Calm, even of a relative and tense kind, is Russia's enemy. Perhaps Moscow will gain the Crimea but only, at least for now, at the expense of its own long-term ambitions in its near abroad. Indeed Moscow's aggression may prove counter-productive, effectively ensuring Russia cannot achieve its own goals. Heckuva job, Vladimir.
If the east were to rise, best it rose quickly. But it has not risen and time is not on Russia's side. Each day that passes without a fresh confrontation is time Moscow loses - time, too, that it can scarcely afford to lose. Time is Moscow's enemy and Kiev's friend. Even in the spring. If Russia was to bring Ukraine back into the fold it needed to do so quickly by winning a swift victory in decisive, indisputable, fashion.

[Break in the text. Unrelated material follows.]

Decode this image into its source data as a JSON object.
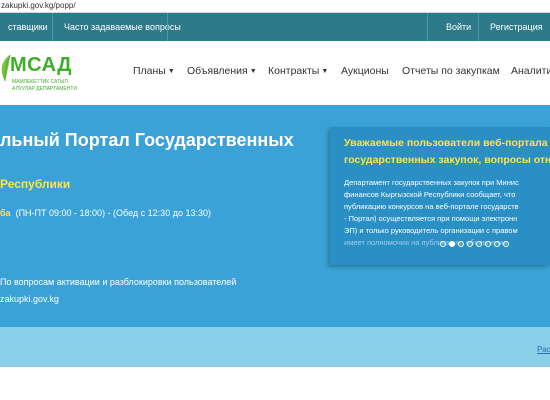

The longer the status quo holds in unoccupied Ukraine, the harder it becomes for Russia to justify fresh encroachments upon Ukrainian sovereignty. Time buys room for the new government in Kiev to consolidate its position and time, too, for the EU, the United States and other interested parties to calculate their response to Moscow's provocation.
And the west has more options available than is sometimes thought. Some pain can be inflicted upon Russia. Enough certainly to increase the costs and consequences of fresh aggression. Enough to make Putin think carefully. That the Russian president says US-Russian relations should not be damaged by this crisis suggests he is aware of the implied costs of fresh adventurism. Indeed, you could even say it shows Putin on the defensive.
In any case, more jaw jaw cools temperatures and bringing the situation back to a boil will prove more difficult than you might imagine. In any fresh action, Russia's claims to have acted reasonably and proportionately will be even more threadbare than their self-proclaimed right to act in the Crimea.
Perhaps Kiev will blunder. Perhaps the Americans and the EU will over-reach themselves too. Perhaps a spark will set eastern Ukraine ablaze. But Putin is in a bind right now, albeit one of his own construction. It is Moscow, not Kiev that needs to find a face-saving way out of this crisis.
Be that as it may, it seems quite possible - in as much as one can be certain of anything in this kind of drama - that Moscow's best opportunity to ruin Ukraine has already passed. And Ukraine has not been ruined. Indeed it may be that Moscow has inadvertently created conditions for greater unity within Ukraine than would otherwise or have previously been the case.
Despite what some people seem to think, Ukraine is a real place, a real country and possesses a real and distinct sensibility. Russia is reminding Ukrainians of those facts.
So, yes, tick tock, tick tock. The clock is running and time is not on Vladimir Putin's side.